HHH - he's a handyman as well, so he loves his footy, can cook a mean crepe, look manly in an apron and go gah-gah over a circulon saucepan.

Benjamin, Cajun Chicken Pasta sounds like you can cook. Unless, like an old uni buddy of mine, that's the *only* dish you have? Our old mate used to serve up all his girlfriends Spaghetti carbonara on their first date at his place...and also for the second, third, tenth....

Anonymous said...

Nah, I can cook other things. That and Spag Bol used to be my only dishes for ages.

Now I cook stir frys and my dad's mean curried sausage recipe.

squib said...

That thing you cooked there. It looks...

interesting, Kath


River said...

Well, I can tell right off that particular pot of Dahl hasn't been boiled for several hours, the zucchini chunks are still recognisable instead of turning into slush. LC's idea of cooking sounds like heaven and I was just about to hunt up a suitcase and head on over when I read about your bandaid cookery. (shoved the suitcase back under the bed). How can you possibly mistake minced chilli for tomato paste? They are completely different shades of red. Anyway, at least you give it a try, and Saph and LC eat your offerings. Here's a tip for your Tuna Mornay,ditch the canned corn and use frozen. The taste is so much better. Canned corn just tastes like the can. I'm quite a fan of one pot meals myself, but after a couple of those L starts to carry on about a "proper dinner". With a veg or two and a plateful of red meat. Or preferably a roast dinner that takes hours in the oven. Then of course he has a whinge about the amount of dishes sitting in the sink....

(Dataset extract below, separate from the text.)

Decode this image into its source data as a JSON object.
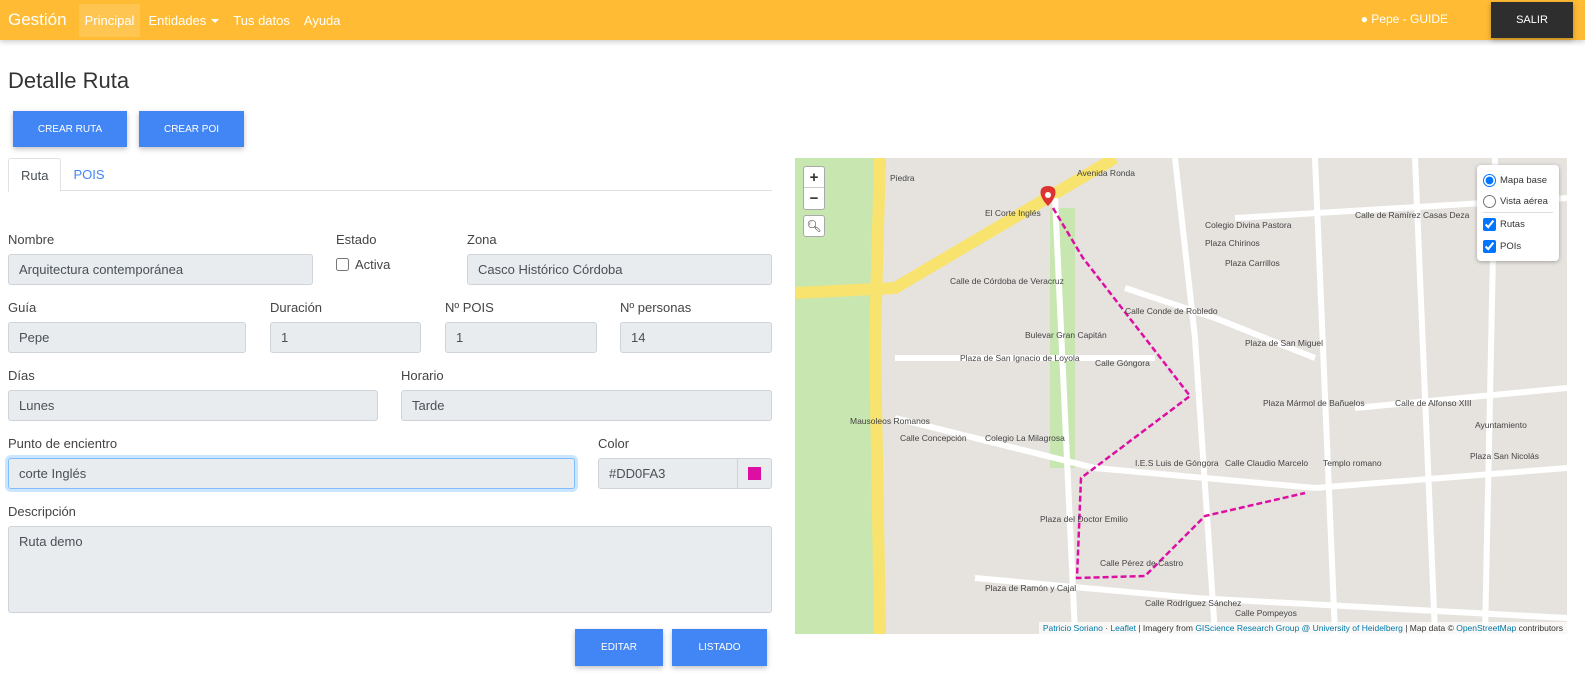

Kath Lockett said...

Benjamin, I'm not sure that Curried Sausages is as big a departure from my One Pot-quality meals that you think....

Squib, it all ends up in the same place - the back of yer poo pipe!

River, well spotted. This was before it had boiled for several hours. You might be pleased to know that tonight is my turn to cook and I've already thawed out some bacon and have some FRESH corn cobs to microwave before de-cobbing them and doing a fried rice concoction. Served in a bowl of course.

delamare said...

Kath, Kath, Kath. I think I have to introduce you to the joys of a slow cooker. I'm embracing this magnificent instrument with gusto this winter - minimal prep, long slow cooking, and you can forget that it's on.

Actually, I really enjoy cooking. I find it relaxing, especially when someone else cleans up afterwards (the rule in our house). My other half is pretty good in the kitchen when it comes to traditional fare, but he also excels at weekend breakfasts too. Should we organise a cookoff?!

(I'm sending you an email tomorrow about our long overdue arvo tea too ...)

Anonymous said...

MATP, you cracked me up!

don't worry Kath, abt mixing the chilli paste with tomato paste.
My sis can't tell sugar from salt!By sight I meant.
Once, she served up some sweet fried rice and salty tea. I am sure somewhere on earth that would be the normal way.

Try the Five Brothers pasta sauce, it is excellent (more expensive than the rest but it is worth it, or stock up when it is on sale, 5 different flavours)!! I bet LC and Sapphire will not know it was made with a twist of the wrist. John is a convert.

Anonymous said...

To confirm your suspicions: I do sometimes complain and definitely criticise. And there's been some kitchen-science-experimentation gone horribly wrong too.

Word ver: tatooddy - a hippy glarbledyke from the planet Tatooine in a galaxy far, far away...

Anonymous said...

Delightful upbeat post - I enjoy following your blog.

Kath Lockett said...

Thanks Marlene - your blog - Nandu Green is a very professional effort and I hope that my sometimes not-so-green adventures don't offend you too much (but I always recycle...)

River said...

drb:- Five Brothers pasta sauce is now sold under the Bertolli label. It's still the same excellent sauce.

Anonymous said...

After looking at those photos all I can say is:
Since it is legal for men to have more than one wife in the UAE I propose that you all move here and I marry your husband too.

In return for food that resembles these photos I can offer:
an absent wife with a reasonable income, an extra husband (he's good with finances and eletronics. I'm sure you'll find a use for him), two cats (one sick) and an incredibly overpriced one bedroom apartment.
Deal right? I know, how could you resist?